- WHAT IS NEEDED -
From the first entry to the last, repeat them all exactly.

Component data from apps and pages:
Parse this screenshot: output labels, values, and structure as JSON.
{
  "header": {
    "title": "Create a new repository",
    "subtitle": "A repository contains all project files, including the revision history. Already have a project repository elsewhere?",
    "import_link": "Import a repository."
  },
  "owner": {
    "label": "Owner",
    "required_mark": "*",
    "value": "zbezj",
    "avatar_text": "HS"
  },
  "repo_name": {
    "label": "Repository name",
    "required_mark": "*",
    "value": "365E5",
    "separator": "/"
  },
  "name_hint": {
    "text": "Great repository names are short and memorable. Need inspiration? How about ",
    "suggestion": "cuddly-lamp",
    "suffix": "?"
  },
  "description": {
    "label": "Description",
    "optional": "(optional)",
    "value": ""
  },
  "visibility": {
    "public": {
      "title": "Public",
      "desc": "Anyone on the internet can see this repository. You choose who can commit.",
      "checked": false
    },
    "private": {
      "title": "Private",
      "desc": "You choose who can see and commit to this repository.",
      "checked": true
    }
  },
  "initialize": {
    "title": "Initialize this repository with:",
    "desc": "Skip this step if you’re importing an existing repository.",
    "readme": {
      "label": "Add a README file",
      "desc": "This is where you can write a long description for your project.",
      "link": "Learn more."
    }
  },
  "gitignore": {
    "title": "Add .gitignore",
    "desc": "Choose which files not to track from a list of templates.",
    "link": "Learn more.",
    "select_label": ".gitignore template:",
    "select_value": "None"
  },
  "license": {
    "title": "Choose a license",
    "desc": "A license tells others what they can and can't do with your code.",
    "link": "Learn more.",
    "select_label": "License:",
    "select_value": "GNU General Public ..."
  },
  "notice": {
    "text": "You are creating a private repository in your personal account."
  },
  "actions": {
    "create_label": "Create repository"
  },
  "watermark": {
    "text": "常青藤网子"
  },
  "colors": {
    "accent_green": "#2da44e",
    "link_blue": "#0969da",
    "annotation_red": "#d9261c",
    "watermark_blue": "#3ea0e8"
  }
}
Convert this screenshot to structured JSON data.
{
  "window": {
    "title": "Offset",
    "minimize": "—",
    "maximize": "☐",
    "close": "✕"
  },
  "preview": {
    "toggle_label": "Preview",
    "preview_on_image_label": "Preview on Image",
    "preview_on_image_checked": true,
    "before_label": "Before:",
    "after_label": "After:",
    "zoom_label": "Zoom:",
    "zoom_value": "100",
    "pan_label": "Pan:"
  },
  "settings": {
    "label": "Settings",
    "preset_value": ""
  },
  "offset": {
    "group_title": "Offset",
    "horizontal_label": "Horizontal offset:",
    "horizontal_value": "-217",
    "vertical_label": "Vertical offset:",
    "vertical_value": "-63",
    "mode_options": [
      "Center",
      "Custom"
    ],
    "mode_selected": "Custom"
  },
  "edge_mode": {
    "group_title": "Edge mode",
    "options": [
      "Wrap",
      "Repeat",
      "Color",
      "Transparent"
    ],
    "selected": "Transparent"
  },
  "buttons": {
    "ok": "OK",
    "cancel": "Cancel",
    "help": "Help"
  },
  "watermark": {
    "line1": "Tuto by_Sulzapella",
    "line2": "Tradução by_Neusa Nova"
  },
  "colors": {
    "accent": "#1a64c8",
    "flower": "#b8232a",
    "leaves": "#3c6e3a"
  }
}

- RESPONSE -
Parse this screenshot: output labels, values, and structure as JSON.
{
  "header": {
    "title": "Create a new repository",
    "subtitle": "A repository contains all project files, including the revision history. Already have a project repository elsewhere?",
    "import_link": "Import a repository."
  },
  "owner": {
    "label": "Owner",
    "required_mark": "*",
    "value": "zbezj",
    "avatar_text": "HS"
  },
  "repo_name": {
    "label": "Repository name",
    "required_mark": "*",
    "value": "365E5",
    "separator": "/"
  },
  "name_hint": {
    "text": "Great repository names are short and memorable. Need inspiration? How about ",
    "suggestion": "cuddly-lamp",
    "suffix": "?"
  },
  "description": {
    "label": "Description",
    "optional": "(optional)",
    "value": ""
  },
  "visibility": {
    "public": {
      "title": "Public",
      "desc": "Anyone on the internet can see this repository. You choose who can commit.",
      "checked": false
    },
    "private": {
      "title": "Private",
      "desc": "You choose who can see and commit to this repository.",
      "checked": true
    }
  },
  "initialize": {
    "title": "Initialize this repository with:",
    "desc": "Skip this step if you’re importing an existing repository.",
    "readme": {
      "label": "Add a README file",
      "desc": "This is where you can write a long description for your project.",
      "link": "Learn more."
    }
  },
  "gitignore": {
    "title": "Add .gitignore",
    "desc": "Choose which files not to track from a list of templates.",
    "link": "Learn more.",
    "select_label": ".gitignore template:",
    "select_value": "None"
  },
  "license": {
    "title": "Choose a license",
    "desc": "A license tells others what they can and can't do with your code.",
    "link": "Learn more.",
    "select_label": "License:",
    "select_value": "GNU General Public ..."
  },
  "notice": {
    "text": "You are creating a private repository in your personal account."
  },
  "actions": {
    "create_label": "Create repository"
  },
  "watermark": {
    "text": "常青藤网子"
  },
  "colors": {
    "accent_green": "#2da44e",
    "link_blue": "#0969da",
    "annotation_red": "#d9261c",
    "watermark_blue": "#3ea0e8"
  }
}
Convert this screenshot to structured JSON data.
{
  "window": {
    "title": "Offset",
    "minimize": "—",
    "maximize": "☐",
    "close": "✕"
  },
  "preview": {
    "toggle_label": "Preview",
    "preview_on_image_label": "Preview on Image",
    "preview_on_image_checked": true,
    "before_label": "Before:",
    "after_label": "After:",
    "zoom_label": "Zoom:",
    "zoom_value": "100",
    "pan_label": "Pan:"
  },
  "settings": {
    "label": "Settings",
    "preset_value": ""
  },
  "offset": {
    "group_title": "Offset",
    "horizontal_label": "Horizontal offset:",
    "horizontal_value": "-217",
    "vertical_label": "Vertical offset:",
    "vertical_value": "-63",
    "mode_options": [
      "Center",
      "Custom"
    ],
    "mode_selected": "Custom"
  },
  "edge_mode": {
    "group_title": "Edge mode",
    "options": [
      "Wrap",
      "Repeat",
      "Color",
      "Transparent"
    ],
    "selected": "Transparent"
  },
  "buttons": {
    "ok": "OK",
    "cancel": "Cancel",
    "help": "Help"
  },
  "watermark": {
    "line1": "Tuto by_Sulzapella",
    "line2": "Tradução by_Neusa Nova"
  },
  "colors": {
    "accent": "#1a64c8",
    "flower": "#b8232a",
    "leaves": "#3c6e3a"
  }
}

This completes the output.